A blog was published by WordPress.com on May 18th, 2020 which says ..

On June 1 we’ll be retiring our older WordPress.com editor and transitioning to the more recent (and more powerful) WordPress block editor. Want to know how this may affect your site and what you can expect? Read on.

Reading on only confused the hell out of me. Are they going to remove the Classic Editor on June 1st?!

One of the subsequent comments / replies finally clarified what they mean ..

Comment – As long as I can still fire up and use the Classic Editor, I’m fine . . .

. . . but this post is a bit confusing in that regard.

You open with saying you’ll be retiring the old editor on June 1st.

You then make the exaggerated claim we’ll love the block editor (I don’t know any blogger that loves it; I certainly don’t). The most asked question I get is how to fire up the Classic Editor.

You close the post with saying we can still use the classic editor.

What am I missing? What are you retiring on June 1st? Bottom line: are you keeping the classic editor or are you about to make many users unhappy?

Yes, yes, I’m not supposed to ask questions here . . . but then, why post at all?
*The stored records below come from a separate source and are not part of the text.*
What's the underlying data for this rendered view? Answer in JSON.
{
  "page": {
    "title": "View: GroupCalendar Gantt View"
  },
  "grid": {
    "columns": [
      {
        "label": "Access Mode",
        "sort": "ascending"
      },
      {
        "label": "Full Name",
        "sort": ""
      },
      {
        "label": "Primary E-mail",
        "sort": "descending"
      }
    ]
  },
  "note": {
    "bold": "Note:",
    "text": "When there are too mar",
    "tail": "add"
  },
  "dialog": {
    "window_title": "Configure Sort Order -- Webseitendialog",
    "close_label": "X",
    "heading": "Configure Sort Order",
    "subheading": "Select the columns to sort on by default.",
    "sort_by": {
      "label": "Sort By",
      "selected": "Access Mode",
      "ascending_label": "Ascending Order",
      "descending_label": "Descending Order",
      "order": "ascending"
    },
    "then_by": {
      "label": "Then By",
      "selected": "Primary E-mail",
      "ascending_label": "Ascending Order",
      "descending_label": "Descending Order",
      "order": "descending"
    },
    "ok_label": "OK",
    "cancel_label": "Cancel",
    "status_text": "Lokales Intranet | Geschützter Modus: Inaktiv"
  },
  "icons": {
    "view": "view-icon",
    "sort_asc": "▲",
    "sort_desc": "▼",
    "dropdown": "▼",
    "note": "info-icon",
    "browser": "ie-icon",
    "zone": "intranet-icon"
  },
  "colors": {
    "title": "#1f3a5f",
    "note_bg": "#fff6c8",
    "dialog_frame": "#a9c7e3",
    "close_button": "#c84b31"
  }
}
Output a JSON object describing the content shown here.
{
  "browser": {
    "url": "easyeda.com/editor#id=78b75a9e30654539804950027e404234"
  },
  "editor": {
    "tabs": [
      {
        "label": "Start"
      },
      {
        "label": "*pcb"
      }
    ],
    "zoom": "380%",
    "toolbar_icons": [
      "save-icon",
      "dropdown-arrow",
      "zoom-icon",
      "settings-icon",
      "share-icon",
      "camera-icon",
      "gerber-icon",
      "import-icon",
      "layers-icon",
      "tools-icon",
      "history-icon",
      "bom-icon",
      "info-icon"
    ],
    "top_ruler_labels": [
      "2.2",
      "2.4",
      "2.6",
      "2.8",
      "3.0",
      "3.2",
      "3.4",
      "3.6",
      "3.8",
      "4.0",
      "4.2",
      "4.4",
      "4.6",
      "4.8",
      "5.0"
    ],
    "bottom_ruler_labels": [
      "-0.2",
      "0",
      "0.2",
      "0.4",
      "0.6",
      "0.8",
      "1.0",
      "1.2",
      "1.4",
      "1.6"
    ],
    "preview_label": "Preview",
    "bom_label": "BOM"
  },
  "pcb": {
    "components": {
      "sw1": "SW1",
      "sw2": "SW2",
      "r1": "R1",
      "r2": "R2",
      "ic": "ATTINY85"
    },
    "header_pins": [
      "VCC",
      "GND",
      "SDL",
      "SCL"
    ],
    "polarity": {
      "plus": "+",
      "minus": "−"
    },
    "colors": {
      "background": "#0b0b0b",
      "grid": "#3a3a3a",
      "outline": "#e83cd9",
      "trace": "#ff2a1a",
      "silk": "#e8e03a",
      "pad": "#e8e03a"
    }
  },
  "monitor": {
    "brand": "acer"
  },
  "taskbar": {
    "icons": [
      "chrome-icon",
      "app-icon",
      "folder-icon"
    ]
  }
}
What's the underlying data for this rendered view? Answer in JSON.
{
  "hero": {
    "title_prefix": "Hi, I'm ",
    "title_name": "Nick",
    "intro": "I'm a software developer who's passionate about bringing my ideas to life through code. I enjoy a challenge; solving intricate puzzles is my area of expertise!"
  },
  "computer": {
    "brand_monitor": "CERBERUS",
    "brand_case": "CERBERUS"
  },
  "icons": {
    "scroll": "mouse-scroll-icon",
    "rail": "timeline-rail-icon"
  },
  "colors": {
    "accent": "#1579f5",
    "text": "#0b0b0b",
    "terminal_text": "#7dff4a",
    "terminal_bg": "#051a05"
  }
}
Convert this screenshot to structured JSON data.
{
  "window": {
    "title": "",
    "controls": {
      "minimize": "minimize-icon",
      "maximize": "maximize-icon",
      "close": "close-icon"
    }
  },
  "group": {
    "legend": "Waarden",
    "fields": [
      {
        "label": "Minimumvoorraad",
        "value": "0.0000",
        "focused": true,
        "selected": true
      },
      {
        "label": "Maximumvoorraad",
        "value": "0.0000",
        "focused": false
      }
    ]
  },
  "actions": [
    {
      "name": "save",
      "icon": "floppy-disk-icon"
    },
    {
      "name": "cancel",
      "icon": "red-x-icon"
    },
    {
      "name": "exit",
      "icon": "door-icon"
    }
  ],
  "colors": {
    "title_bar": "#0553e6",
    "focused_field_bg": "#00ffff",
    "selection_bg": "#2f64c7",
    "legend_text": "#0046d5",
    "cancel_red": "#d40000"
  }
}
Reply – Thanks for asking! Sorry for the confusion. To clarify, there are currently three editors available on WP.com. The older editor that we’re retiring looks like this: https://a.cl.ly/L1u7ldwB The two editors that will remain are the block editor which looks like this: https://a.cl.ly/BluZe4w5 and the classic editor, which looks like this: https://a.cl.ly/L1u7ldNK

To explain in words that I can understand .. at the time of writing, in addition to the new Block Editor, WordPress.com has two different front-ends which relate to pre-block editor times: the original vanilla-flavoured version where the dashboard has white text on a black background; and an “improved” version called Calypso (although that name is seldom used in any of their material) that was introduced in 2015. This newsletter includes images of both front-ends.

In essence, new WordPress.com users from around 2016 were presented with the Calypso interface, while older users usually had a choice of either.

This was all before the introduction of the new Block Editor in late 2018. The dashboard for the Block Editor is based on Calypso.

Their blog is effectively saying that it is Calypso which is being retired. This will leave the original front-end, now known as the Classic Editor, and the Block Editor.

The question is .. what will Calypso users see on June 1st, 2020? My money is on the Block Editor in an attempt to get them to transfer to it. If this happens then click on the three dots icon (near the top-right-hand corner), scroll down to the bottom of the menu and click on “Switch to Classic Editor” if you do not wish to use the Block Editor.

I will check to see what actually happens on June 1st, and make any necessary modifications to this post.